- Stay Sharp. Always use sharp blades. A dull blade is one of the leading causes of razor burn. To make sure you’ve always got the sharpest blades possible, replace the cartridge every five to seven days. To preserve the blade, dip your razor in alcohol after the final rinse. Rinse your blade often using cool water to remove shaving cream, oils, and whiskers. The leading cause of dull blades is corrosion caused by soap and water being left on the blade, so taking a little extra time to care for your blade will help keep it sharp and also help you save money on razor blades.
- Go Lightly. Shave with the grain to decrease the odds of irritation and inflamed skin. When shaving, avoid pressing down too hard on the blade and shave using short strokes. Most razors are weighted and balanced, so let the weight of the razor do the work for you. You’ll be surprised how well a razor will work if you don’t apply too much pressure. You should also avoid passing the blade over the same area more than once as each pass shaves off a small layer of skin.
- Soften Up. Moisturize using a good aftershave balm or lotion to keep the skin soft. Look for a balm that contains aloe, shea butter, and glycerin. I also enjoy products that contain lavender oil as this essential oil has a great fragrance and properties that promote healing of the skin. Moisturizing is the one thing men commonly skip, but it is an important part of soothing and healing the skin and preventing future wrinkles. Try to find a moisturizer with an SPF to further help protect the skin.

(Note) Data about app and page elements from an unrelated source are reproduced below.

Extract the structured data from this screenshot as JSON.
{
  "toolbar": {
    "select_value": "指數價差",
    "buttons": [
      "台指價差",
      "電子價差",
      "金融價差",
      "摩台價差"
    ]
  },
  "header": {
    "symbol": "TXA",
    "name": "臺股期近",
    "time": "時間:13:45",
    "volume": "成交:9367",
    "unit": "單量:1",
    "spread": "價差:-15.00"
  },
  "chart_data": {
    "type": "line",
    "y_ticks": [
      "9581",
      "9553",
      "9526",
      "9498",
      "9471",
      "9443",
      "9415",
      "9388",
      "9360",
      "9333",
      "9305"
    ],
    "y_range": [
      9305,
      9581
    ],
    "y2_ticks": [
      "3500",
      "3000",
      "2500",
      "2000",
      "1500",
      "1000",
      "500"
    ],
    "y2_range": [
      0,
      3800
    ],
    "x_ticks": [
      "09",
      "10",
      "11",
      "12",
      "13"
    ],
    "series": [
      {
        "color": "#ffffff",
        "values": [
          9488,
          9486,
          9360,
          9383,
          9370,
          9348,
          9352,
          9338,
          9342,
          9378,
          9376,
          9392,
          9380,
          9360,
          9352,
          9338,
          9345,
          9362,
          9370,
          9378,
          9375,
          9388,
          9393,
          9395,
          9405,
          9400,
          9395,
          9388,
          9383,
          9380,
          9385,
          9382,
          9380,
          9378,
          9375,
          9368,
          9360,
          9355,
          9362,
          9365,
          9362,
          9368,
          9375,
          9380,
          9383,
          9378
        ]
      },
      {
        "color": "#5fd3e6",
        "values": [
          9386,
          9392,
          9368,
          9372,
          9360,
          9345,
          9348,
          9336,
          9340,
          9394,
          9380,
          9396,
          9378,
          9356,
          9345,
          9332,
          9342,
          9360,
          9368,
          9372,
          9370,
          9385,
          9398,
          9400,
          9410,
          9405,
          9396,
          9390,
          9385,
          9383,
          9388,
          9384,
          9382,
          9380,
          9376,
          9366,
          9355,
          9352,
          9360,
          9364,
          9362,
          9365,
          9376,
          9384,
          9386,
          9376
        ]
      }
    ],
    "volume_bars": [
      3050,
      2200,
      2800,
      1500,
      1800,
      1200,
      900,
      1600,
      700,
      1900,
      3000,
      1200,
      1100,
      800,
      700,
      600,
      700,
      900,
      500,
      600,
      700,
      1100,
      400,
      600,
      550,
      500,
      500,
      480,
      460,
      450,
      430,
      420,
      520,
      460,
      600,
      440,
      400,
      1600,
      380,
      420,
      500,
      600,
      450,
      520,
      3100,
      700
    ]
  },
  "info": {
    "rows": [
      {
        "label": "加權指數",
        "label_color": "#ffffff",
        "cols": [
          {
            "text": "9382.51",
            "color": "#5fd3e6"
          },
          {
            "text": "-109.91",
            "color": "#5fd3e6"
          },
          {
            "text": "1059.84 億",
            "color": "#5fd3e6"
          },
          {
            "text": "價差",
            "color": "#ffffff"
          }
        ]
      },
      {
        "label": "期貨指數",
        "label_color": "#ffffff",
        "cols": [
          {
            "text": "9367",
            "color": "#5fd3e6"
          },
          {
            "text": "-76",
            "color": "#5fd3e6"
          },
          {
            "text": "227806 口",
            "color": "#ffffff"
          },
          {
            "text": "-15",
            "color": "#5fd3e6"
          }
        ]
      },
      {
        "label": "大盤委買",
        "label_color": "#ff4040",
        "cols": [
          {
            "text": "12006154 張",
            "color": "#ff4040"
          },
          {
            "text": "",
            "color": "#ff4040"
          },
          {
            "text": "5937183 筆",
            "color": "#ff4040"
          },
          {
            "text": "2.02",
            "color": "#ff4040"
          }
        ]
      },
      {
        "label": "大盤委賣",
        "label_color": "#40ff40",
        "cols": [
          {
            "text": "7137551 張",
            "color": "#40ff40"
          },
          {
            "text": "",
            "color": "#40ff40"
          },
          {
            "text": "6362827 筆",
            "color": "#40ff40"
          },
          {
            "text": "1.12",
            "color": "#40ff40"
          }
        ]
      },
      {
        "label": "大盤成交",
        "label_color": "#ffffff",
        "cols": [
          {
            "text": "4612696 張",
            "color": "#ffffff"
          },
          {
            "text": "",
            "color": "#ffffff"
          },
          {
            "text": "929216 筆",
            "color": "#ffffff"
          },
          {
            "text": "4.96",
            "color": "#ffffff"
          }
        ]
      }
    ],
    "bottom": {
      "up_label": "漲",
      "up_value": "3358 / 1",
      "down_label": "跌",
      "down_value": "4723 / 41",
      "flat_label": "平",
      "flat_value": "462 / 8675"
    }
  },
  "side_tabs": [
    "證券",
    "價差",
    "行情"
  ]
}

Follow the tips above to help prevent razor burn, as well as my shaving advice and you’ll be burn free in no time.
Iskra Banović is our seasoned Editor-in-Chief at BlueFashion. She has been steering the website’s content and editorial direction since 2013. With a rich background in fashion design, Iskra’s expertise spans across fashion, interior design, beauty, lifestyle, travel, and culture.